Due South Realty
Tiffany Brodie, Realtor®, Due South RealtyPhone: (303) 818-0203
Email: [email protected]

The First Step in Your Mortgage Qualification Process

by Tiffany Brodie, Realtor® 09/30/2019

Potential home buyers should obtain a pre-qualification letter from their lenders to access a home loan. This letter communicates what the lender thinks about you being qualified for a mortgage up to a certain amount and is dependent on the data you gave about your assets, income, and expenses.

Pre-qualification is just the primary step, and it provides you with an idea of how much of a loan you will potentially qualify for. This process relies on consumer-submitted information.

Getting Pre-Qualified

Pre-qualification entails providing the lender with your overall financial picture, including your credit, debt, income, and assets. The lender evaluates everything and gives you an estimate of the amount you are expected to be able to borrow.

Pre-qualification can be conducted over the phone or via online, and there is no cost attached. It is usually a quick process, taking from one to three days to obtain a pre-qualification letter. Remember that loan pre-qualification does not include a review of your credit report or a detailed look at your ability to buy a home. Instead, it is only dependent on the data you provided to the lender. By extension, it doesn't mean much at all if you provide inaccurate information. 

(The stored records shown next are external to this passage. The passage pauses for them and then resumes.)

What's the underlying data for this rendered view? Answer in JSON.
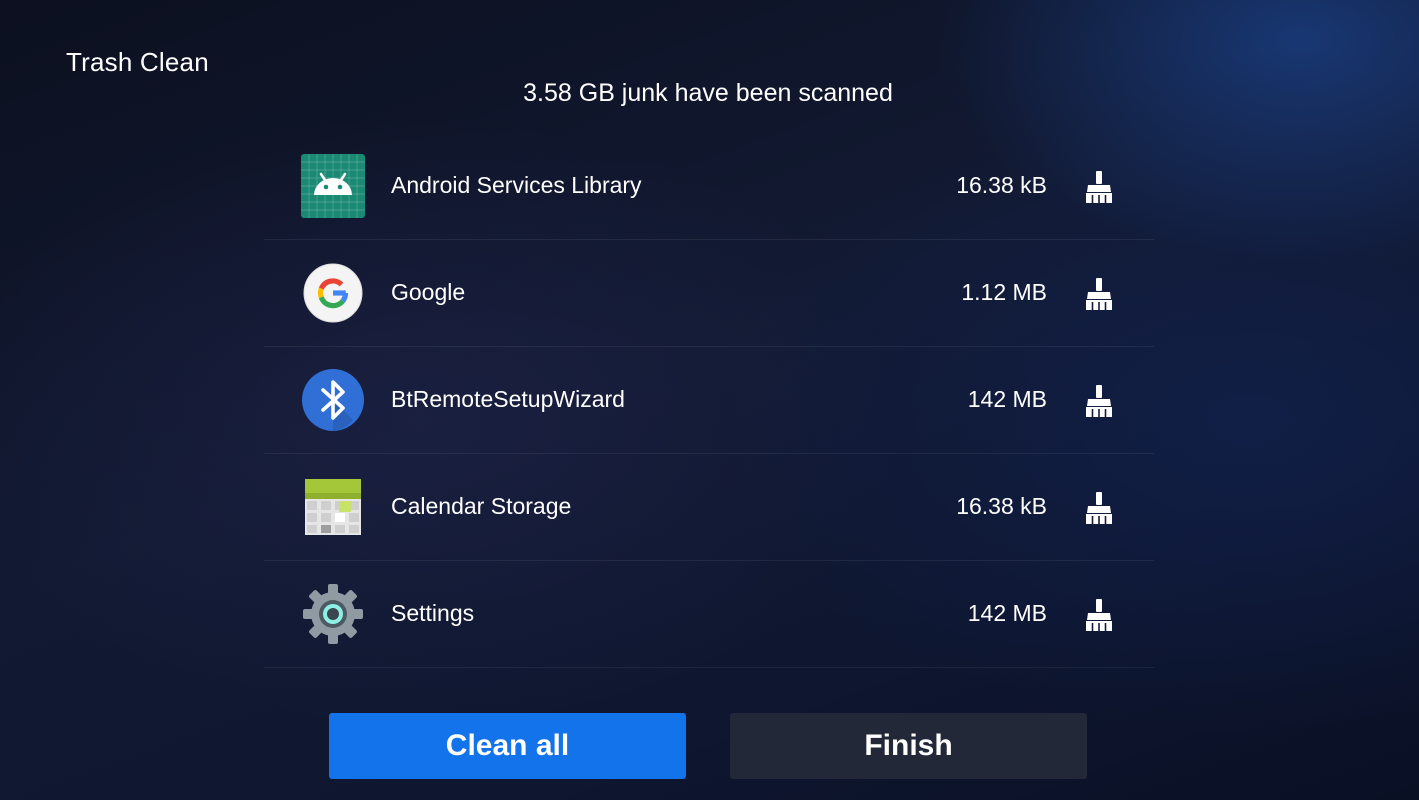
{
  "header": {
    "title": "Trash Clean",
    "summary": "3.58 GB junk have been scanned"
  },
  "items": [
    {
      "name": "Android Services Library",
      "size": "16.38 kB",
      "icon": "android-icon"
    },
    {
      "name": "Google",
      "size": "1.12 MB",
      "icon": "google-icon"
    },
    {
      "name": "BtRemoteSetupWizard",
      "size": "142 MB",
      "icon": "bluetooth-icon"
    },
    {
      "name": "Calendar Storage",
      "size": "16.38 kB",
      "icon": "calendar-storage-icon"
    },
    {
      "name": "Settings",
      "size": "142 MB",
      "icon": "settings-gear-icon"
    }
  ],
  "actions": {
    "clean_all": "Clean all",
    "finish": "Finish"
  },
  "colors": {
    "primary_button": "#1273ea",
    "secondary_button": "#232838",
    "android_icon": "#1b8a74",
    "bluetooth_icon": "#2f6fd6"
  }
}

The first step in the pre-qualification process allows you to talk with your lender about any needs or goals you might have regarding your mortgage. Then, your mortgage lender can tell your various mortgage options and discuss the type that might be the most suited for your needs.

Some brokers go the extra mile of requesting home buyers to have pre-qualification before working with them. The letter would signify that a lender has already started talking with the buyer. A properly-written pre-qualification letter clarifies that you are using a quality, legitimate lender who can be reached for verification and confirmation.

According to many real estate agents, in a highly competitive market, a pre-qualification letter might not be enough. This is a significant drawback in using and relying only on a pre-qualification letter for proof of ability to purchase a home. If you need to buy immediately or don't want to miss out on a great deal in a trending area, you may need to be pre-approved as well. Pre-approval is a more complicated process and can impact your credit score, so speak with your agent about which is the better option for your situation.

About the Author
Author

Tiffany Brodie, Realtor®

Tiffany has a longstanding passion for real estate as evidenced by her 14+ personal real estate transactions encompassing new construction, resale, remodeling, and land combined with 26+ years of professional work experience.  She has come to realize and understand the many complexities and legalities involved in real estate and has made it her goal to provide an exemplary level of service.  In doing so, she endeavors to take a holistic approach to walking her clients through the process in serving as their advocate in alignment with her values, which are rooted in integrity, authenticity, and commitment.  Tiffany and her husband, Mark, live in Erie, Colorado and have a blended family of 7 children.  They enjoy being active in the community and Tiffany loves to decorate and complete home projects in her spare time.